The reality is that it is G-d who sustains us and looks after us. In the very same way as our ancestors trekking through the desert were totally dependent on Him for their daily bread -- believe it or not, so are we. Wealth is a gift from G-d. At the end of the day, it is not our hard work or business acumen alone that provide our prosperity but the blessings from above which endow our efforts with success.

Ask anyone in sales. How often have their best laid plans and pitches come to naught and then, out of the blue, a big order comes in with little or no effort. Of course, it's not the rule and we must be prepared to put in effort if we are to succeed. But when it does happen, it reminds us that there are higher forces beyond our control at work.

One of the things I have a particular appreciation for is a good ad. Some years ago, McDonald's was running a campaign and in the center of the full magazine page was a big, fat, juicy double burger. It was literally bursting from the roll on either side. The bread was dwarfed by the beef and the caption read, "Man does not live by bread alone."

A good ad indeed. But no ad agency will convince me that Scripture meant to teach us that bread is inadequate and what man really needs in life is meat! What the Torah is teaching us is something about the nature of men and women and the spirit of humanity.

The human spirit is such that we crave more than bread. Now "bread" colloquially means money and symbolically refers to all things material. So "man does not live by bread alone" means that Man simply cannot live by bread alone, that human beings cannot possibly be satisfied with bread or money or material goods alone.

Money is important but we cannot live by money exclusively. What about job satisfaction? I know a number of individuals in our community who willingly gave up lucrative positions for less rewarding ones because they found their work unstimulating. They were making lots of cash but there was no emotional reward.

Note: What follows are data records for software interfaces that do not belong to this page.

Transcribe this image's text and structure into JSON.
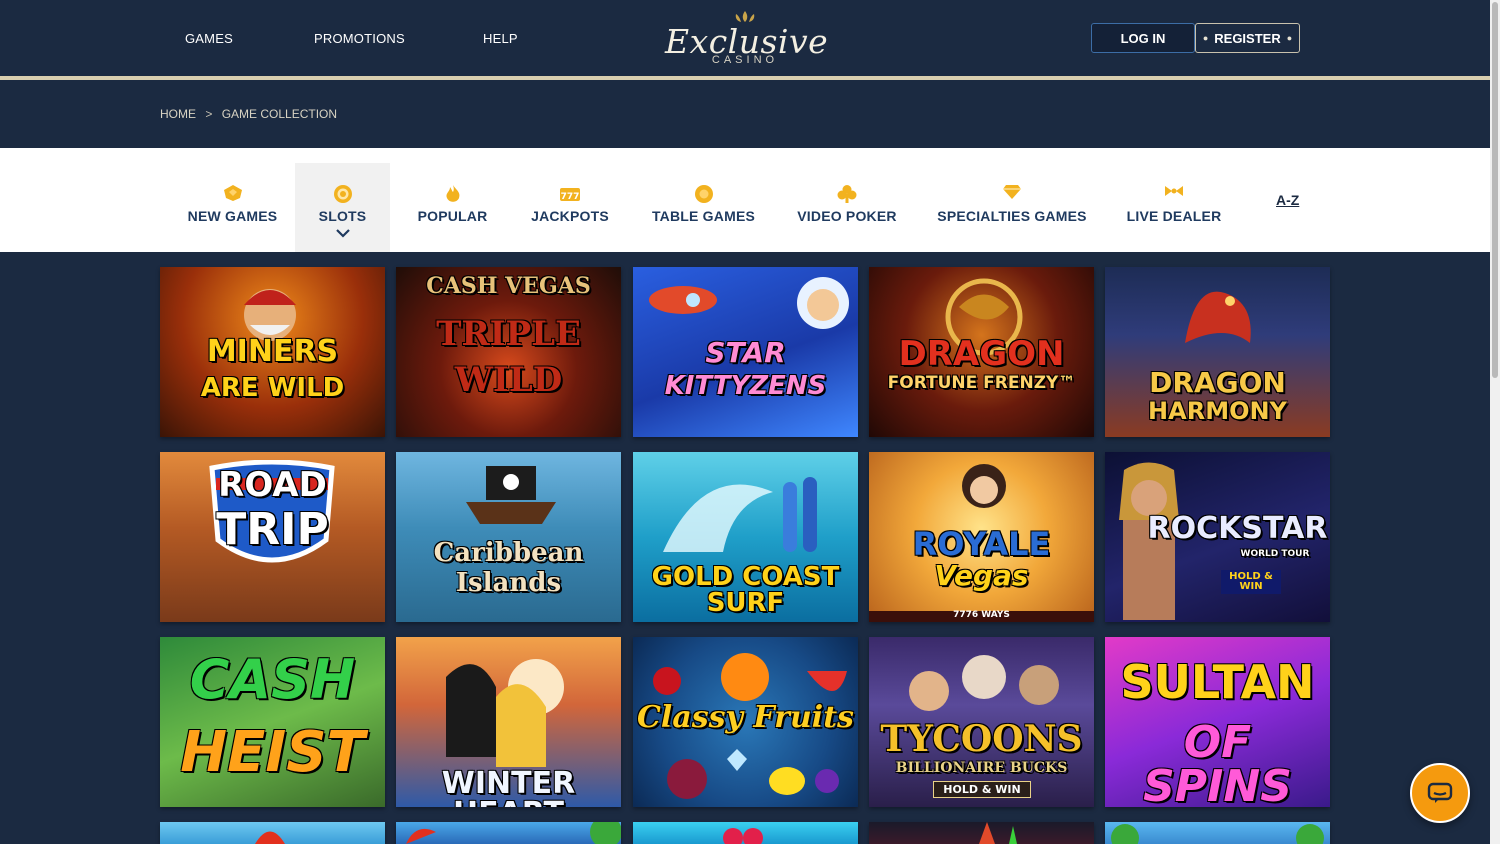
{
  "nav": {
    "games": "GAMES",
    "promotions": "PROMOTIONS",
    "help": "HELP"
  },
  "logo": {
    "script": "Exclusive",
    "sub": "CASINO"
  },
  "auth": {
    "login": "LOG IN",
    "register": "REGISTER"
  },
  "breadcrumb": {
    "home": "HOME",
    "separator": ">",
    "current": "GAME COLLECTION"
  },
  "categories": [
    {
      "label": "NEW GAMES",
      "icon": "new-games-icon"
    },
    {
      "label": "SLOTS",
      "icon": "slots-icon",
      "active": true
    },
    {
      "label": "POPULAR",
      "icon": "popular-icon"
    },
    {
      "label": "JACKPOTS",
      "icon": "jackpots-icon"
    },
    {
      "label": "TABLE GAMES",
      "icon": "table-games-icon"
    },
    {
      "label": "VIDEO POKER",
      "icon": "video-poker-icon"
    },
    {
      "label": "SPECIALTIES GAMES",
      "icon": "specialties-icon"
    },
    {
      "label": "LIVE DEALER",
      "icon": "live-dealer-icon"
    }
  ],
  "az_label": "A-Z",
  "games": [
    {
      "title1": "MINERS",
      "title2": "ARE WILD"
    },
    {
      "title1": "CASH VEGAS",
      "title2": "TRIPLE WILD"
    },
    {
      "title1": "STAR",
      "title2": "KITTYZENS"
    },
    {
      "title1": "DRAGON",
      "title2": "FORTUNE FRENZY™"
    },
    {
      "title1": "DRAGON",
      "title2": "HARMONY"
    },
    {
      "title1": "ROAD",
      "title2": "TRIP"
    },
    {
      "title1": "Caribbean",
      "title2": "Islands"
    },
    {
      "title1": "GOLD COAST SURF",
      "title2": ""
    },
    {
      "title1": "ROYALE",
      "title2": "Vegas",
      "extra": "7776 WAYS"
    },
    {
      "title1": "ROCKSTAR",
      "title2": "WORLD TOUR",
      "extra": "HOLD & WIN"
    },
    {
      "title1": "CASH",
      "title2": "HEIST"
    },
    {
      "title1": "WINTER HEART",
      "title2": ""
    },
    {
      "title1": "Classy Fruits",
      "title2": ""
    },
    {
      "title1": "TYCOONS",
      "title2": "BILLIONAIRE BUCKS",
      "extra": "HOLD & WIN"
    },
    {
      "title1": "SULTAN",
      "title2": "OF SPINS"
    }
  ],
  "colors": {
    "navy": "#1b2a41",
    "gold": "#d9ceaf",
    "category_text": "#1f3a5f",
    "icon_gold": "#f2b21f",
    "chat_orange": "#f59a0e"
  }
}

I also know people who have it all financially but who are nonetheless unhappy people. They are very successful and very miserable. The successes we achieve do not guarantee our happiness. After we've bought the house of our dreams and our fantasy sports car and all the latest electronic toys we tire of them. For satisfaction to be lasting it must be more than material; it must also be spiritual. We need more than bread and money; we need stimulation and a sense of meaningful achievement. To know that our lives have purpose and that somehow we have made a difference. We want to be assured that our work is productive and has lasting value.

They tell the story of an old Russian labor camp and a long-term prisoner whose job it was to turn a heavy wheel attached to a wall on the prison boundary. For no less than 25 years the prisoner worked at his backbreaking manual labor. What kept him going mentally was the conviction that this wheel must be attached to a mill on the other side of the wall. He assumed that his revolving wheel turned the mill and that he was thus helping yield plentiful crops of grain to feed and nurture thousands of people. After 25 years of hard labor when he was about to be released to freedom, the prisoner asked to be shown the mill and the apparatus behind the prison wall. Tragically, he discovered to his shock that there was nothing! The wheel was just a wheel -- the crass authorities' instrument of manipulation and torture for no useful purpose. The man collapsed in a dead faint, absolutely devastated. His life's work had been in vain.

Men and women need to know that their life's work is purposeful, physically and spiritually. When we understand that every good deed is attached to a complex spiritual apparatus and that our every action meshes with a systematic structure of cosmic significance, then our lives become endowed with a deeper sense of meaning and purpose.

We desperately need to know that, in some way, our work is helping others -- that we are making a contribution to society beyond our own selfish needs. Then, we are living. Then we are happy.

Man does not live by bread alone. We cannot. We dare not. There's more to life than bread and money.

[There are mitzvot....]